Items from a data source:

----

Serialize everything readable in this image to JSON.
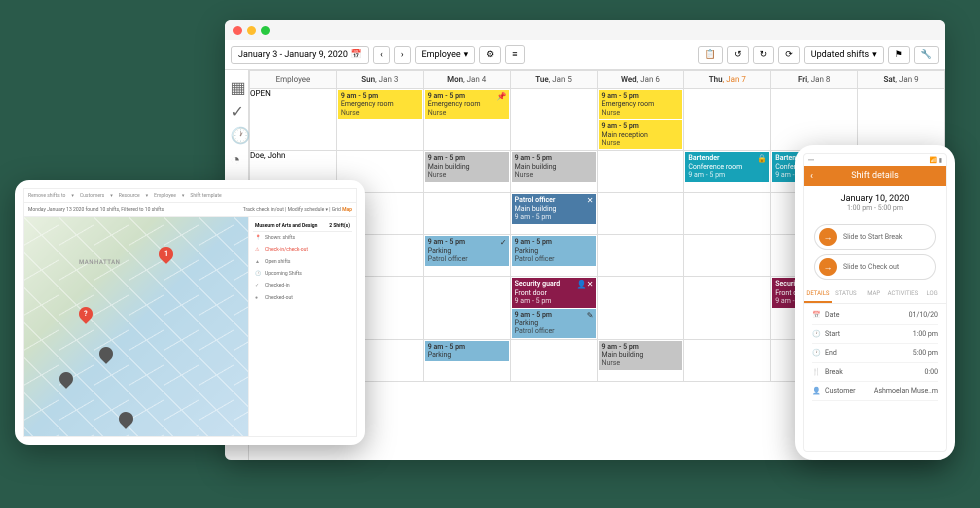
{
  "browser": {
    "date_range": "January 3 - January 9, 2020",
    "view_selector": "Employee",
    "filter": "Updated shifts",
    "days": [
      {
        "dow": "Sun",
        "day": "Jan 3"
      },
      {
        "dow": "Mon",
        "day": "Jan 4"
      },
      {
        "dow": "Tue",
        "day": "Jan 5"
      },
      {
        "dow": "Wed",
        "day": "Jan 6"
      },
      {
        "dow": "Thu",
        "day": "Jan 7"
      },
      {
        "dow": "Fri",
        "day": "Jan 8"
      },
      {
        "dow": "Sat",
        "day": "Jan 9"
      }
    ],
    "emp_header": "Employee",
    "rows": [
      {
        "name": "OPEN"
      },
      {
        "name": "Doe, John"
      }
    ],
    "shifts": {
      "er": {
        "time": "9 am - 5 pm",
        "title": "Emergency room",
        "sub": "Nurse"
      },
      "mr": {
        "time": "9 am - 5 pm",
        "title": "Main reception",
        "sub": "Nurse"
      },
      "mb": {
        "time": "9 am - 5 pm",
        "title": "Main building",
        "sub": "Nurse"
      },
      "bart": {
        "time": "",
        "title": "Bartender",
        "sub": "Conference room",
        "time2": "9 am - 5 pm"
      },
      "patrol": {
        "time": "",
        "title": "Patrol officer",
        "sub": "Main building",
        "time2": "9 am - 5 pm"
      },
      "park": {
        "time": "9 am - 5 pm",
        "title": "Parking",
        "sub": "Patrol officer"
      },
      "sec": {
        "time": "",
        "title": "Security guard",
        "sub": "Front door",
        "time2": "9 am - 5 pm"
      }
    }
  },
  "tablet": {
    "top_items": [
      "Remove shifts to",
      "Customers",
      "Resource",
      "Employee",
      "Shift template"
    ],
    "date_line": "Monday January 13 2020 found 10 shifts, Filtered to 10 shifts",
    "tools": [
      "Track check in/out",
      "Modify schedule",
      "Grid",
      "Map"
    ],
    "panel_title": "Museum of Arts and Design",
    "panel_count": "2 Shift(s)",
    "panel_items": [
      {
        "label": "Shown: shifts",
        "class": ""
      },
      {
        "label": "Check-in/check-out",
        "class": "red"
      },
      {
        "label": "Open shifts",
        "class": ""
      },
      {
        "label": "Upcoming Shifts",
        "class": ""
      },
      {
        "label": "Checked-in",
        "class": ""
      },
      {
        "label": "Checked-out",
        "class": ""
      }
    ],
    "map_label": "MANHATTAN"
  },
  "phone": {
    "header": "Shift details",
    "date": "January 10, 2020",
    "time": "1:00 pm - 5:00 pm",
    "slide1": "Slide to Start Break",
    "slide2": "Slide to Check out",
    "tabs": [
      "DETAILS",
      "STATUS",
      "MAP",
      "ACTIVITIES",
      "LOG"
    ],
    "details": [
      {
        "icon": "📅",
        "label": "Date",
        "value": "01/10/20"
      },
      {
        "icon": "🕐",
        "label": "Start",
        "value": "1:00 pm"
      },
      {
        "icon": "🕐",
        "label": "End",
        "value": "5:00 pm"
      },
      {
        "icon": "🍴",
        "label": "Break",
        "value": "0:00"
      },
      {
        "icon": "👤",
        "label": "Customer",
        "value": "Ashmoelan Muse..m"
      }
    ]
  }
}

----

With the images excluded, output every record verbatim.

Serialize everything readable in this image to JSON.
{
  "browser": {
    "date_range": "January 3 - January 9, 2020",
    "view_selector": "Employee",
    "filter": "Updated shifts",
    "days": [
      {
        "dow": "Sun",
        "day": "Jan 3"
      },
      {
        "dow": "Mon",
        "day": "Jan 4"
      },
      {
        "dow": "Tue",
        "day": "Jan 5"
      },
      {
        "dow": "Wed",
        "day": "Jan 6"
      },
      {
        "dow": "Thu",
        "day": "Jan 7"
      },
      {
        "dow": "Fri",
        "day": "Jan 8"
      },
      {
        "dow": "Sat",
        "day": "Jan 9"
      }
    ],
    "emp_header": "Employee",
    "rows": [
      {
        "name": "OPEN"
      },
      {
        "name": "Doe, John"
      }
    ],
    "shifts": {
      "er": {
        "time": "9 am - 5 pm",
        "title": "Emergency room",
        "sub": "Nurse"
      },
      "mr": {
        "time": "9 am - 5 pm",
        "title": "Main reception",
        "sub": "Nurse"
      },
      "mb": {
        "time": "9 am - 5 pm",
        "title": "Main building",
        "sub": "Nurse"
      },
      "bart": {
        "time": "",
        "title": "Bartender",
        "sub": "Conference room",
        "time2": "9 am - 5 pm"
      },
      "patrol": {
        "time": "",
        "title": "Patrol officer",
        "sub": "Main building",
        "time2": "9 am - 5 pm"
      },
      "park": {
        "time": "9 am - 5 pm",
        "title": "Parking",
        "sub": "Patrol officer"
      },
      "sec": {
        "time": "",
        "title": "Security guard",
        "sub": "Front door",
        "time2": "9 am - 5 pm"
      }
    }
  },
  "tablet": {
    "top_items": [
      "Remove shifts to",
      "Customers",
      "Resource",
      "Employee",
      "Shift template"
    ],
    "date_line": "Monday January 13 2020 found 10 shifts, Filtered to 10 shifts",
    "tools": [
      "Track check in/out",
      "Modify schedule",
      "Grid",
      "Map"
    ],
    "panel_title": "Museum of Arts and Design",
    "panel_count": "2 Shift(s)",
    "panel_items": [
      {
        "label": "Shown: shifts",
        "class": ""
      },
      {
        "label": "Check-in/check-out",
        "class": "red"
      },
      {
        "label": "Open shifts",
        "class": ""
      },
      {
        "label": "Upcoming Shifts",
        "class": ""
      },
      {
        "label": "Checked-in",
        "class": ""
      },
      {
        "label": "Checked-out",
        "class": ""
      }
    ],
    "map_label": "MANHATTAN"
  },
  "phone": {
    "header": "Shift details",
    "date": "January 10, 2020",
    "time": "1:00 pm - 5:00 pm",
    "slide1": "Slide to Start Break",
    "slide2": "Slide to Check out",
    "tabs": [
      "DETAILS",
      "STATUS",
      "MAP",
      "ACTIVITIES",
      "LOG"
    ],
    "details": [
      {
        "icon": "📅",
        "label": "Date",
        "value": "01/10/20"
      },
      {
        "icon": "🕐",
        "label": "Start",
        "value": "1:00 pm"
      },
      {
        "icon": "🕐",
        "label": "End",
        "value": "5:00 pm"
      },
      {
        "icon": "🍴",
        "label": "Break",
        "value": "0:00"
      },
      {
        "icon": "👤",
        "label": "Customer",
        "value": "Ashmoelan Muse..m"
      }
    ]
  }
}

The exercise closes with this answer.